Last year the same team found that those who are married are more likely to survive a heart attack.
Conversely, studies have also shown that a stressful marriage can increase the risk of a heart attack or a stroke, and a study in 2009 by the University of Chicago found that those who are divorced or widowed are more likely to experience health issues.
This practice was imported from the USA and has been used in Scotland for a number of years.
Whilst this approach is unsuitable for some couples (where, for instance, there has been a history of violence) it can work well where there is a willingness to work together to resolve issues, especially where they have children.
If a couple agree that they wish to collaborate, they will each require to instruct a collaboratively trained lawyer.
All parties must sign up to an agreement at the beginning of the process confirming that they will be open and honest with one another and making clear that they will not instruct their lawyers to raise a court action.
Thereafter there are a series of four way meetings in order to determine the issues arising from the separation.
It is possible to bring in a neutral financial advisor and/or family counsellors (who must also be collaboratively trained) to assist the couple.
The process allows parties to adopt a creative approach and to craft a bespoke agreement.
Whilst the collaborative approach may not be suitable for all couples, that does not mean that there should be a rush to court. Litigation is the last resort.
Traditional negotiation (either through correspondence or in meetings between the parties and their respective solicitors) is the most common way in which to resolve the matters arising from a separation.
It is also open to parties to appoint a lawyer mediator to determine matters (or one particular issue).
The use of family arbitration is also becoming increasingly common.

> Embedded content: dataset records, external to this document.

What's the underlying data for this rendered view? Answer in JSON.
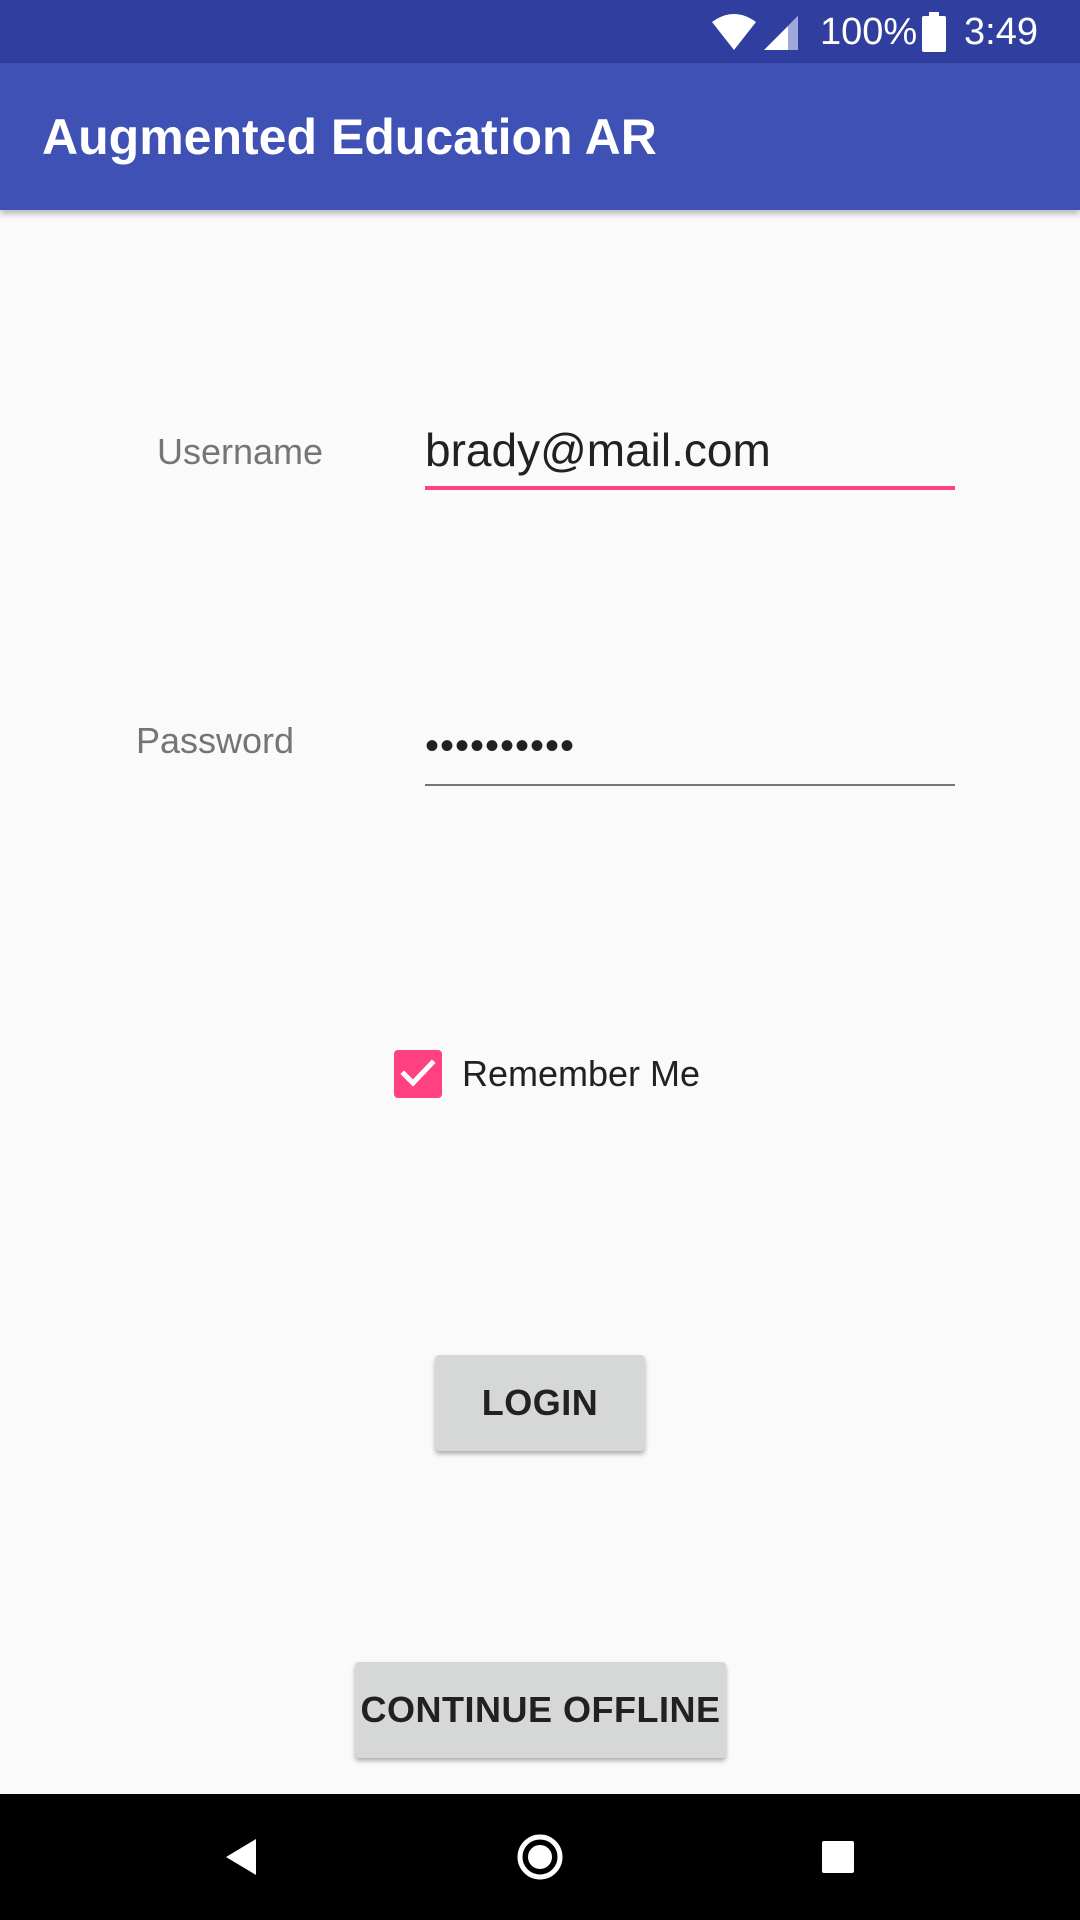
{
  "status_bar": {
    "battery_percent": "100%",
    "time": "3:49",
    "icons": [
      "wifi-icon",
      "cell-signal-icon",
      "battery-icon"
    ]
  },
  "app_bar": {
    "title": "Augmented Education AR"
  },
  "form": {
    "username_label": "Username",
    "username_value": "brady@mail.com",
    "password_label": "Password",
    "password_value": "••••••••••",
    "remember_label": "Remember Me",
    "remember_checked": true,
    "login_label": "LOGIN",
    "offline_label": "CONTINUE OFFLINE"
  },
  "nav_bar": {
    "icons": [
      "back-icon",
      "home-icon",
      "recents-icon"
    ]
  },
  "colors": {
    "primary_dark": "#303f9f",
    "primary": "#3f51b5",
    "accent": "#ff4081",
    "background": "#fafafa",
    "button": "#d6d7d7"
  }
}
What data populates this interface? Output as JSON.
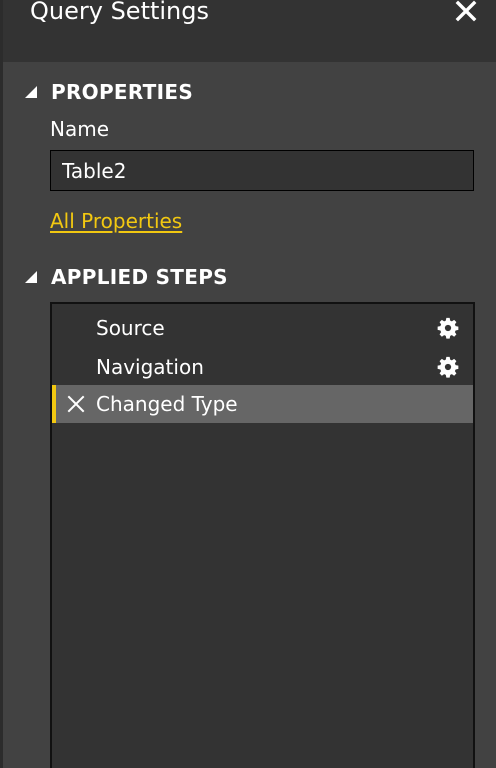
{
  "header": {
    "title": "Query Settings",
    "close_icon": "close-icon"
  },
  "properties": {
    "section_title": "PROPERTIES",
    "name_label": "Name",
    "name_value": "Table2",
    "all_properties_link": "All Properties"
  },
  "applied_steps": {
    "section_title": "APPLIED STEPS",
    "steps": [
      {
        "label": "Source",
        "icon": "gear-icon",
        "selected": false
      },
      {
        "label": "Navigation",
        "icon": "gear-icon",
        "selected": false
      },
      {
        "label": "Changed Type",
        "icon": "delete-step-icon",
        "selected": true
      }
    ]
  },
  "colors": {
    "accent": "#f2c811",
    "panel_bg": "#424242",
    "header_bg": "#333333",
    "selected_row_bg": "#666666"
  }
}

An arbitrator is essentially a private judge instructed by the parties to make a legally binding decision.
On June 15, 2017